The “middle class” of mobile gaming studios is going to shrink. It will be about the small, nimble indies and the big players.
It also showed us a clear way forward for Australia to be able to compete globally.
What do you think is the most significant event in mobile gaming to-date?
I think all the obvious ones are the launch of the App Store, the rise of F2P and so forth.
So instead, I will say the release of Desert Golfing on iOS. I 100 percent believe its the most culturally important game to be released on any mobile platform.
On top of being a good game, its ultra-sparse aesthetic holds a mirror up to the design trends of an industry obsessed with extrinsic motivations. Or something like that.
Mostly I just want to talk about Desert Golfing.
What are you most proud of? Any regrets?
Starting our own studio, Prettygreat.
It’s been the most challenging, stressful, rewarding and overall positive part of my career.
If anything, I regret not doing it sooner!
Which mobile games have you most enjoyed recently and why?
Today I’m playing the hell out of Rodeo Stampede by my friends at Featherweight.
The game has such an amazing loop, its basically an endless runner collect-a-thon with a zoo-based meta game on top. Its amazing. I'm not getting much work done actually, it may be a bit of a problem.
Oh and I still play True Skate every single day. I would have well over 2,000 hours logged on that sucker.
What are your predictions for the future of mobile games?
The “middle class” of mobile gaming studios is going to shrink.
More and more it will be about the small, nimble indies who can knock out innovative work super-fast, and the big players such as Supercell.
In which area of the industry do you hope to make a difference in future?

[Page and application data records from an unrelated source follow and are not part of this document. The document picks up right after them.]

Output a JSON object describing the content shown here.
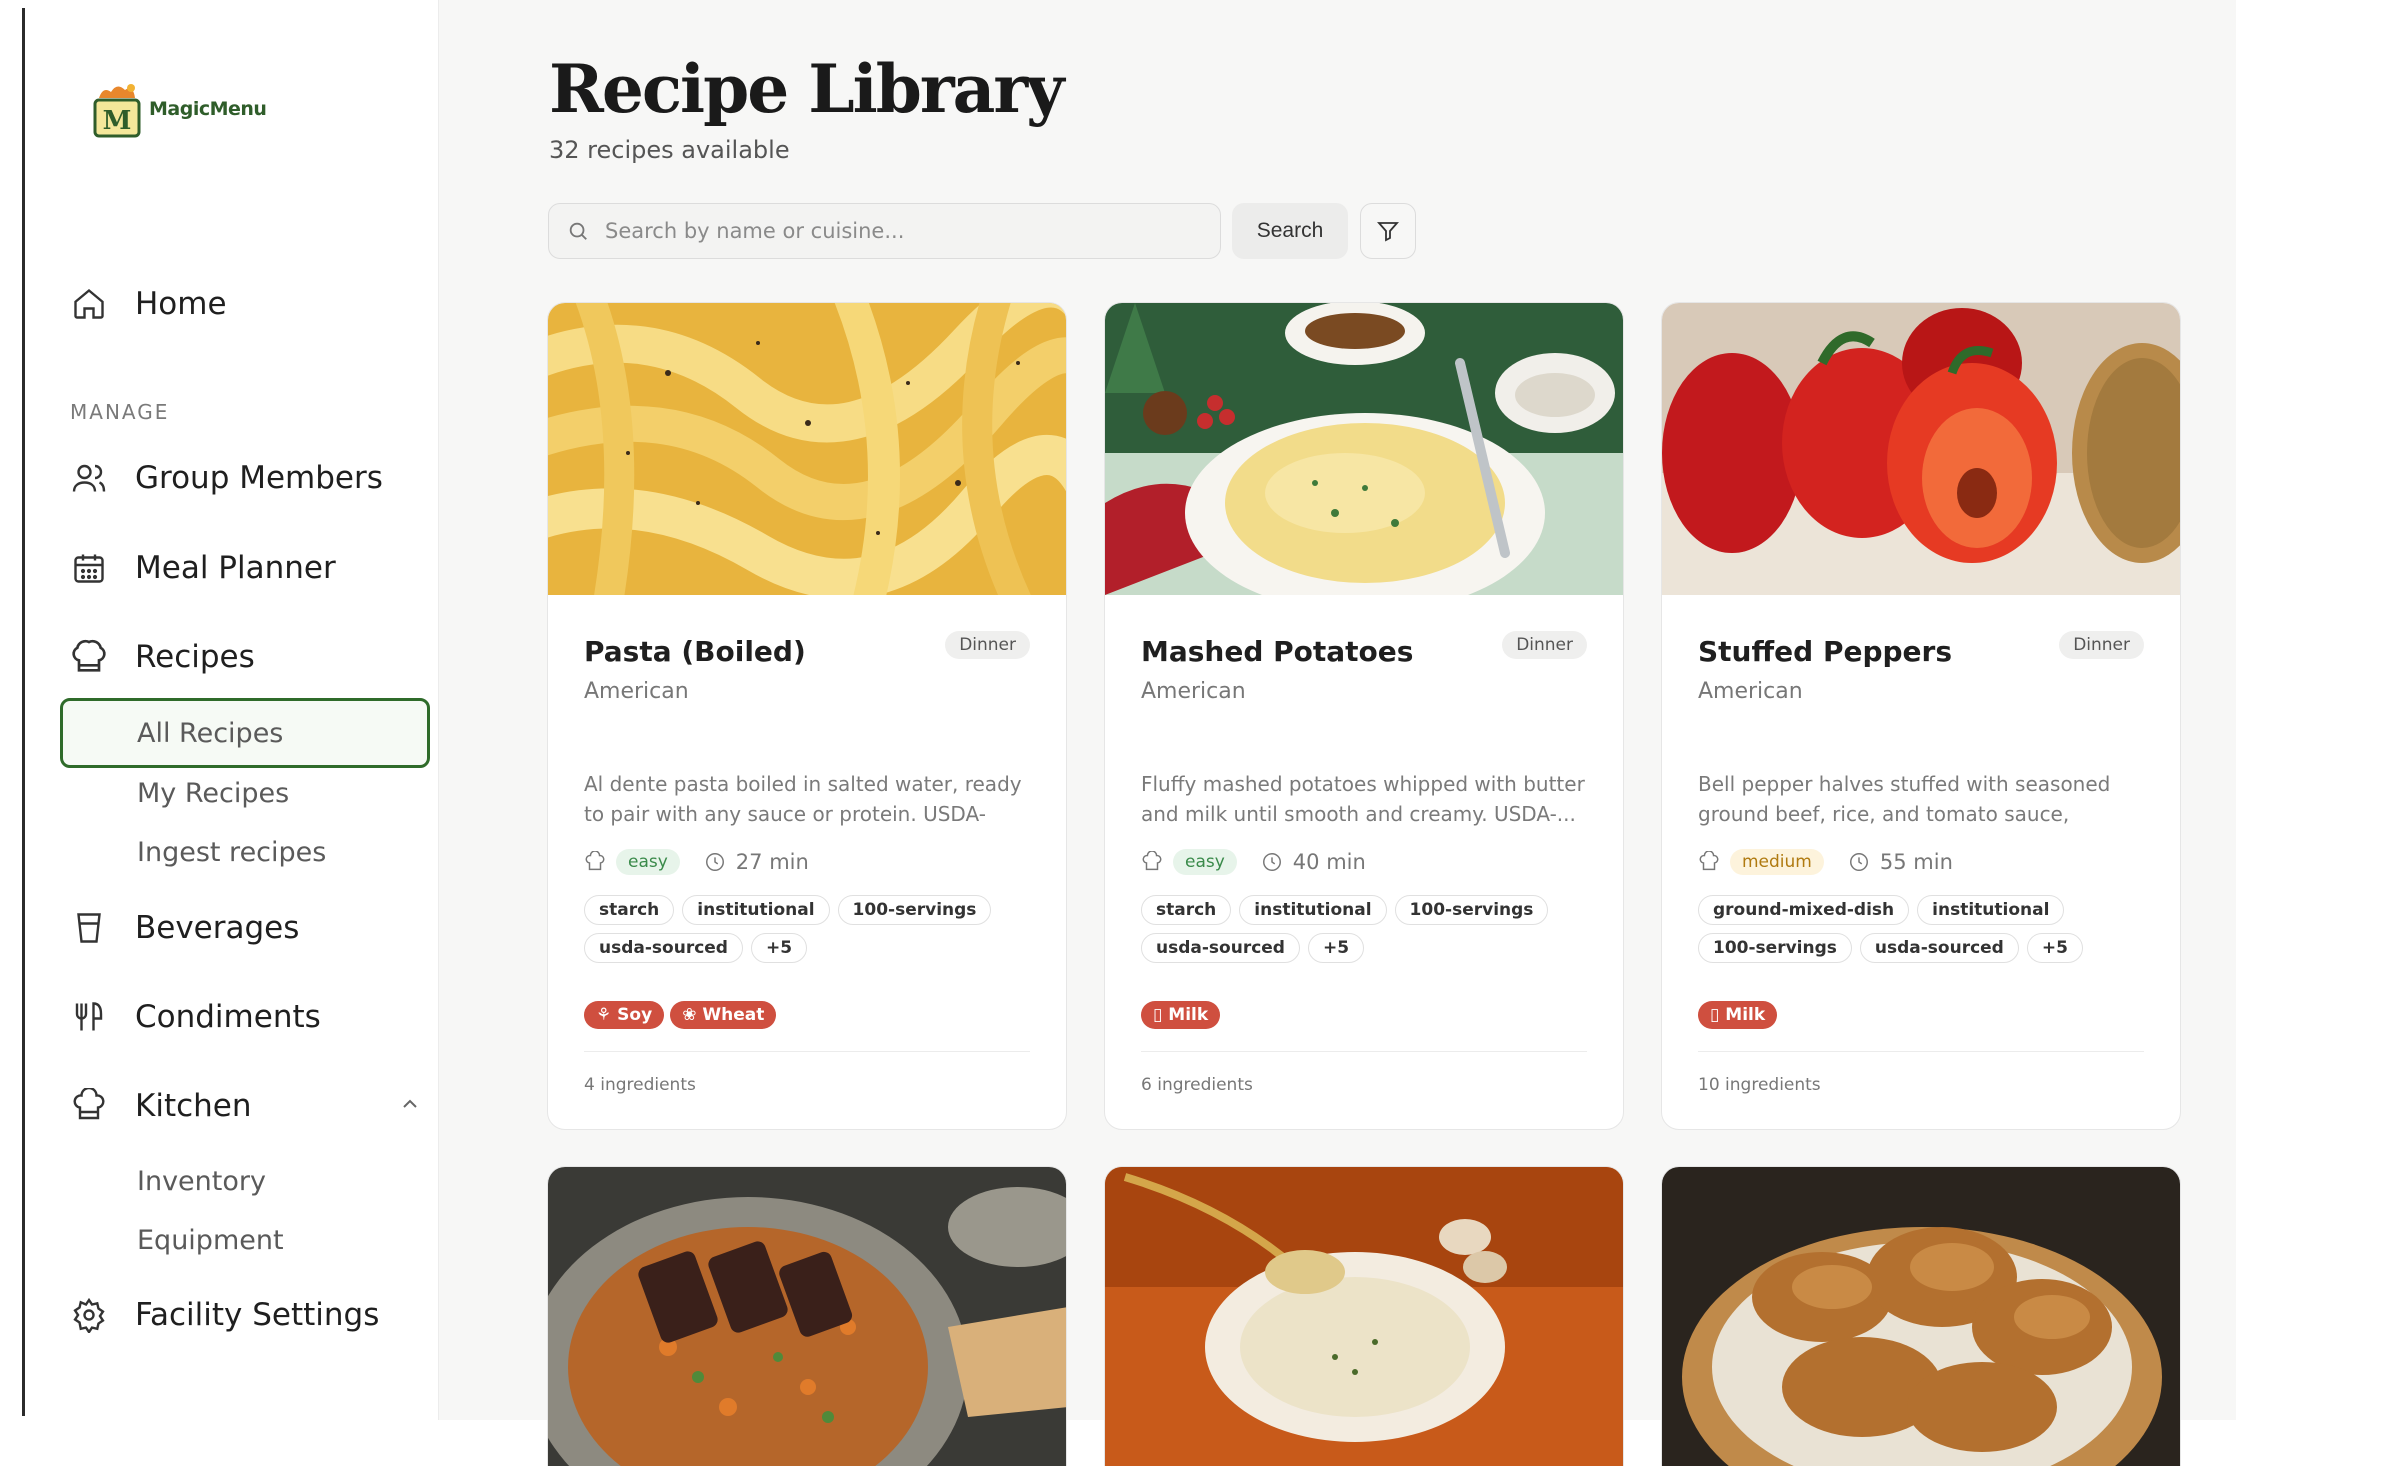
{
  "app": {
    "logo_text": "MagicMenu",
    "logo_letter": "M"
  },
  "sidebar": {
    "home": "Home",
    "section": "MANAGE",
    "group_members": "Group Members",
    "meal_planner": "Meal Planner",
    "recipes": "Recipes",
    "recipes_sub": [
      "All Recipes",
      "My Recipes",
      "Ingest recipes"
    ],
    "beverages": "Beverages",
    "condiments": "Condiments",
    "kitchen": "Kitchen",
    "kitchen_sub": [
      "Inventory",
      "Equipment"
    ],
    "facility_settings": "Facility Settings"
  },
  "main": {
    "title": "Recipe Library",
    "subtitle": "32 recipes available",
    "search_placeholder": "Search by name or cuisine...",
    "search_button": "Search"
  },
  "recipes": [
    {
      "title": "Pasta (Boiled)",
      "meal": "Dinner",
      "cuisine": "American",
      "description": "Al dente pasta boiled in salted water, ready to pair with any sauce or protein. USDA-sourced...",
      "difficulty": "easy",
      "time": "27 min",
      "tags": [
        "starch",
        "institutional",
        "100-servings",
        "usda-sourced",
        "+5"
      ],
      "allergens": [
        "Soy",
        "Wheat"
      ],
      "ingredients": "4 ingredients"
    },
    {
      "title": "Mashed Potatoes",
      "meal": "Dinner",
      "cuisine": "American",
      "description": "Fluffy mashed potatoes whipped with butter and milk until smooth and creamy. USDA-...",
      "difficulty": "easy",
      "time": "40 min",
      "tags": [
        "starch",
        "institutional",
        "100-servings",
        "usda-sourced",
        "+5"
      ],
      "allergens": [
        "Milk"
      ],
      "ingredients": "6 ingredients"
    },
    {
      "title": "Stuffed Peppers",
      "meal": "Dinner",
      "cuisine": "American",
      "description": "Bell pepper halves stuffed with seasoned ground beef, rice, and tomato sauce, baked...",
      "difficulty": "medium",
      "time": "55 min",
      "tags": [
        "ground-mixed-dish",
        "institutional",
        "100-servings",
        "usda-sourced",
        "+5"
      ],
      "allergens": [
        "Milk"
      ],
      "ingredients": "10 ingredients"
    }
  ],
  "colors": {
    "accent_green": "#2f6b2a",
    "allergen_red": "#cf4f3f",
    "easy_green": "#3a8a4a",
    "medium_amber": "#b07a10"
  }
}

I’m always passionate about pushing new ideas and innovations in controls and core mechanics.
I just want to keep on designing cool new stuff that people haven’t played before!
Starting out in simple monochrome in the days of Snake and WAP, the past decade has seen the mobile games industry kaleidoscope into a glorious, multi-billion dollar sector that's driving global innovation.
So it's high time we celebrate some of the people who helped make that journey possible - something PocketGamer.biz is doing in its regular Mobile Gaming Hall of Fame feature.
You can read our previous Hall of Fame articles here.